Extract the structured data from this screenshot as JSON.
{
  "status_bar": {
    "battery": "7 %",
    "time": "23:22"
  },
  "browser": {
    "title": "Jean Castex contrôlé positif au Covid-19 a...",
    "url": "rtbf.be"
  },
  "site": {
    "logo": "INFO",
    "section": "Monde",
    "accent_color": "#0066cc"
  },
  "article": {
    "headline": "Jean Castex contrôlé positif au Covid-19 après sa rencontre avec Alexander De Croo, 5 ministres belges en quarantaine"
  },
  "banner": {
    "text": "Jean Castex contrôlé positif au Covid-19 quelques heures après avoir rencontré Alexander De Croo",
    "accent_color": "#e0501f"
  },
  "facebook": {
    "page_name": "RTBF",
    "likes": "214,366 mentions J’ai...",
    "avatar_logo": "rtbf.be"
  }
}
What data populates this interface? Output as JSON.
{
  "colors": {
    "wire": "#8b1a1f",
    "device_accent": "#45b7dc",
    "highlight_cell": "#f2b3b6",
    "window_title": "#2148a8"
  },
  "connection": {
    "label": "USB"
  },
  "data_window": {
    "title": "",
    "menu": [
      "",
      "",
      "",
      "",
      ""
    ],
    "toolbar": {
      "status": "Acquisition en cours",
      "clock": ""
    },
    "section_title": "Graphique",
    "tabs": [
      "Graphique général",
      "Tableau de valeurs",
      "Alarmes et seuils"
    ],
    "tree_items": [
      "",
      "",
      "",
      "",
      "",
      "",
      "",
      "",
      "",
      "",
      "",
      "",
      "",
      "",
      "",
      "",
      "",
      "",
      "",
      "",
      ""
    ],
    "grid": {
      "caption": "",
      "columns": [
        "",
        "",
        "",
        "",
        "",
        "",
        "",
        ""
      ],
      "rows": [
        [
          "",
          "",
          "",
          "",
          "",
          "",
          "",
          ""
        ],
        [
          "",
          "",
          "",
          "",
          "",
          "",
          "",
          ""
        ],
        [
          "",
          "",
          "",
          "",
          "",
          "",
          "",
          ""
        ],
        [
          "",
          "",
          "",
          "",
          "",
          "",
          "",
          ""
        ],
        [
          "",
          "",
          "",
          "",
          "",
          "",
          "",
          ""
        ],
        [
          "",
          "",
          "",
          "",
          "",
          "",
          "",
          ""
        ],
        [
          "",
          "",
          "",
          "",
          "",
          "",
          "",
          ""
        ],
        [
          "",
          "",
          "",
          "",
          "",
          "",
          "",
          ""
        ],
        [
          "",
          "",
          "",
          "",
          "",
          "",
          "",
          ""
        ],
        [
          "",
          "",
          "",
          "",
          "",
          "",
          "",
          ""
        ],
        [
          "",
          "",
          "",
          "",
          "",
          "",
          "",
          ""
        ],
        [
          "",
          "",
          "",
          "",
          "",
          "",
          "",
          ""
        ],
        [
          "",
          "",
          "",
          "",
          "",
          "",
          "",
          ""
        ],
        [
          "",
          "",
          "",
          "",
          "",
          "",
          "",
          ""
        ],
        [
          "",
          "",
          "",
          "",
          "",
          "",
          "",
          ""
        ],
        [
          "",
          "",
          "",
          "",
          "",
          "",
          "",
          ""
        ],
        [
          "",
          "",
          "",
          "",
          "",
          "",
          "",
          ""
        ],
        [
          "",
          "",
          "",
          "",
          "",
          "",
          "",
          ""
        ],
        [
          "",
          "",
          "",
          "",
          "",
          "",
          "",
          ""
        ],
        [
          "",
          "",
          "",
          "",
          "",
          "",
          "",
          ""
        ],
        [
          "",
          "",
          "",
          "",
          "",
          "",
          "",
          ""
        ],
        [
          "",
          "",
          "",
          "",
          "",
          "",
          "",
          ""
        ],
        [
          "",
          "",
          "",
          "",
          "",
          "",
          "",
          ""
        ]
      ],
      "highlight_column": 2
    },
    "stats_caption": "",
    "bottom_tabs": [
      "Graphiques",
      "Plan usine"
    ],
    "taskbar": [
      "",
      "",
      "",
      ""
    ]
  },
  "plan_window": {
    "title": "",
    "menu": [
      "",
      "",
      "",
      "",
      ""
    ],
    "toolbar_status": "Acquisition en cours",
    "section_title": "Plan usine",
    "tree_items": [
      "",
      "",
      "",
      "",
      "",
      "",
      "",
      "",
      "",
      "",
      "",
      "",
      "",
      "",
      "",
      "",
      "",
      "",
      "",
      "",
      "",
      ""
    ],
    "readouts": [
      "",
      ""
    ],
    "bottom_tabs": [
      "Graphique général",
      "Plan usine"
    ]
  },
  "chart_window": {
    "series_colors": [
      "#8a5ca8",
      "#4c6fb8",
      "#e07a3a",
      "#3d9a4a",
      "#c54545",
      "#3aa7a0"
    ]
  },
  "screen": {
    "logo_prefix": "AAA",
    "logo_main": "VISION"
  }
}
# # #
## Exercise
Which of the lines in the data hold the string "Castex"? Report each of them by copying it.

## Result
    "title": "Jean Castex contrôlé positif au Covid-19 a...",
    "headline": "Jean Castex contrôlé positif au Covid-19 après sa rencontre avec Alexander De Croo, 5 ministres belges en quarantaine"
    "text": "Jean Castex contrôlé positif au Covid-19 quelques heures après avoir rencontré Alexander De Croo",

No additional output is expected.